double[][] diffs = new double[xMax][];
diffs[0] = new double[xMax];
for (int i = 0; i < xMax; i++)
{
diffs[0][i] = f(i);
pyramid += Normalize(diffs[0][i]);
}
for (int i = 0; i < diffs.Length-1; i++)
{
int k = i + 1;
diffs[k] = new double[diffs[i].Length - 1];
pyramid += "<br />" + Tab(k * cellWidth / 2);
for (int j = 0; j < diffs[k].Length; j++)
{
double d = Math.Abs(diffs[i][j + 1] - diffs[i][j]);
pyramid += Normalize(d);
diffs[k][j] = d;
}
}
Contents.Text = pyramid;
}
private string Normalize(double n)
{
string val = n.ToString();
val = val.PadRight(cellWidth, '~');
val = val.Replace("~", "&nbsp;");
if (n == 0) val = Red(val);
else if (n == 2) val = Green(val);
return val;
}
private string Tab(int width)
{
string t = "";
t = t.PadLeft(width, '~');
t = t.Replace("~", "&nbsp;");
return t;
}
private string Red(string val)
{
if (UseColors) return "<span style=\"color:red;font-weight:bold;\">" + val + "</span>";
else return val;
}
private string Green(string val)
{
if (UseColors) return "<span style=\"color:green;font-weight:bold;\">" + val + "</span>";
else return val;
}
private double f(int x)
{
switch (type)
{
case 0:
return primes[x];
case 1:
return Math.Pow(x, 2);
case 2:
return Math.Pow(x, 3);
case 3:
return Math.Pow(x, 4);
case 4:
return 23 * Math.Pow(x, 3) + 5 * Math.Pow(x, 2);
case 5:
return 6 * Math.Pow(x, 4) + 11 * Math.Pow(x, 2) + 4 * Math.Pow(x, 2);
case 6:
return Math.Pow(2, x);
case 7:
return Math.Pow(2, x) - Math.Pow(x, 2);
case 8:
return factorial(x);
case 9:
return ints[x];
default: return 0;
}
}
private double factorial(int n){
double f = 1;
while (n > 1)
{
f *= n;
n--;
}
return f;
}
protected override void Render(HtmlTextWriter writer)
{
Draw();
base.Render(writer);
}
}

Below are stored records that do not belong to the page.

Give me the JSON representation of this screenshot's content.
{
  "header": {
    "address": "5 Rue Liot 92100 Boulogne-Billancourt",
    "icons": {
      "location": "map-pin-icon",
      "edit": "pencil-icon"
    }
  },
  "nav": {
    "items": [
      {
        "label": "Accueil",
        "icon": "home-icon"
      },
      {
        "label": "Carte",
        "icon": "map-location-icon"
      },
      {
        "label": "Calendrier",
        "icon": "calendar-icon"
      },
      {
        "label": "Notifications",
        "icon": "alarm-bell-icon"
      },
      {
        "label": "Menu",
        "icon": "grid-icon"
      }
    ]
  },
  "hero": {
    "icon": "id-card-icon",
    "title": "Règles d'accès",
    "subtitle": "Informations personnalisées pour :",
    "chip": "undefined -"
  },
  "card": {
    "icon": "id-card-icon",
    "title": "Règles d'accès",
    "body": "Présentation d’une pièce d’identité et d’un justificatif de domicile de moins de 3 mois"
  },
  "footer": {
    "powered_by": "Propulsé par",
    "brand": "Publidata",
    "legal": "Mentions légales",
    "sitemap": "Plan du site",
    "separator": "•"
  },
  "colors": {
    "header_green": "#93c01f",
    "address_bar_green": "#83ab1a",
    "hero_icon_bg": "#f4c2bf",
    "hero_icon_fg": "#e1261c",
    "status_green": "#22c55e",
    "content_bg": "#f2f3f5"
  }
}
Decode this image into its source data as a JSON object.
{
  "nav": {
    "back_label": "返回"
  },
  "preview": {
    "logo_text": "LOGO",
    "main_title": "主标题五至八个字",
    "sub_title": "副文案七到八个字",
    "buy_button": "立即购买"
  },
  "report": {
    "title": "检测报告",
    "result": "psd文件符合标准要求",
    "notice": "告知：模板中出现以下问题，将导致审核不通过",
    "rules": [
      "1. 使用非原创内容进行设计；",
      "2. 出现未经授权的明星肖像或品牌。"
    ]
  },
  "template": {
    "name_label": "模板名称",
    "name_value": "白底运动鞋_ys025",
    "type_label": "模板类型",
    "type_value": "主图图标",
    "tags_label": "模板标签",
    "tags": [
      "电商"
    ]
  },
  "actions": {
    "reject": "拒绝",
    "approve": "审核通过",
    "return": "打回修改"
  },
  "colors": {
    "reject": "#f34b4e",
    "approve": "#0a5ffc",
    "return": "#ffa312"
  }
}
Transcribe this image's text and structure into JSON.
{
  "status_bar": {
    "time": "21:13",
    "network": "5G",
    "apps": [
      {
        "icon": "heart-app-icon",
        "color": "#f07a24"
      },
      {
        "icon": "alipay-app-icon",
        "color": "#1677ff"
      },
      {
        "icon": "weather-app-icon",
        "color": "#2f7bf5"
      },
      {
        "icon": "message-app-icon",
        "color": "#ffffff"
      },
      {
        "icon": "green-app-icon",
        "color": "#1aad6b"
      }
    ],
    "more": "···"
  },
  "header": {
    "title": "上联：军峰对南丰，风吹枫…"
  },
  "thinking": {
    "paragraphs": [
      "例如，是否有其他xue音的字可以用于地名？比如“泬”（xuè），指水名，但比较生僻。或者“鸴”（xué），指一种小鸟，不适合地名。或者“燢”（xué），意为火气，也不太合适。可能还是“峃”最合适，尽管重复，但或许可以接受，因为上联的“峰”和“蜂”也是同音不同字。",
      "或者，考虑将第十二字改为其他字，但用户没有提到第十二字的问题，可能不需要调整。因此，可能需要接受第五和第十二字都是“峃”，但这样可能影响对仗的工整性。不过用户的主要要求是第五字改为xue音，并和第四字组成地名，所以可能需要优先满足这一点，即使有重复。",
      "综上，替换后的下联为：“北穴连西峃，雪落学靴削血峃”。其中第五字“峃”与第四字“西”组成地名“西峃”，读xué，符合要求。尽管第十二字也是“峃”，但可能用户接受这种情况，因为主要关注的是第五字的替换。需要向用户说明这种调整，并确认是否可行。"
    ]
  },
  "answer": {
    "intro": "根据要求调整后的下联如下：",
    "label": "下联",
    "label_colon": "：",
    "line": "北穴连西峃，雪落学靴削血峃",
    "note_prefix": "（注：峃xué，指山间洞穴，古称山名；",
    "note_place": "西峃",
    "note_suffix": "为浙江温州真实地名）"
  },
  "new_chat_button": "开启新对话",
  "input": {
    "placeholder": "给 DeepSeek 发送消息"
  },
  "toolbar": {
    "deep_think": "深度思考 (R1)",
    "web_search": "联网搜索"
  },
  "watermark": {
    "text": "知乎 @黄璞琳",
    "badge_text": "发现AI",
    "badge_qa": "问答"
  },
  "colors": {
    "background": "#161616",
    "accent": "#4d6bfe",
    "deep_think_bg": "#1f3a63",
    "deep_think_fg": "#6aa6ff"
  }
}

9. Aug 24, 2006

### Mickey

Thank you very much!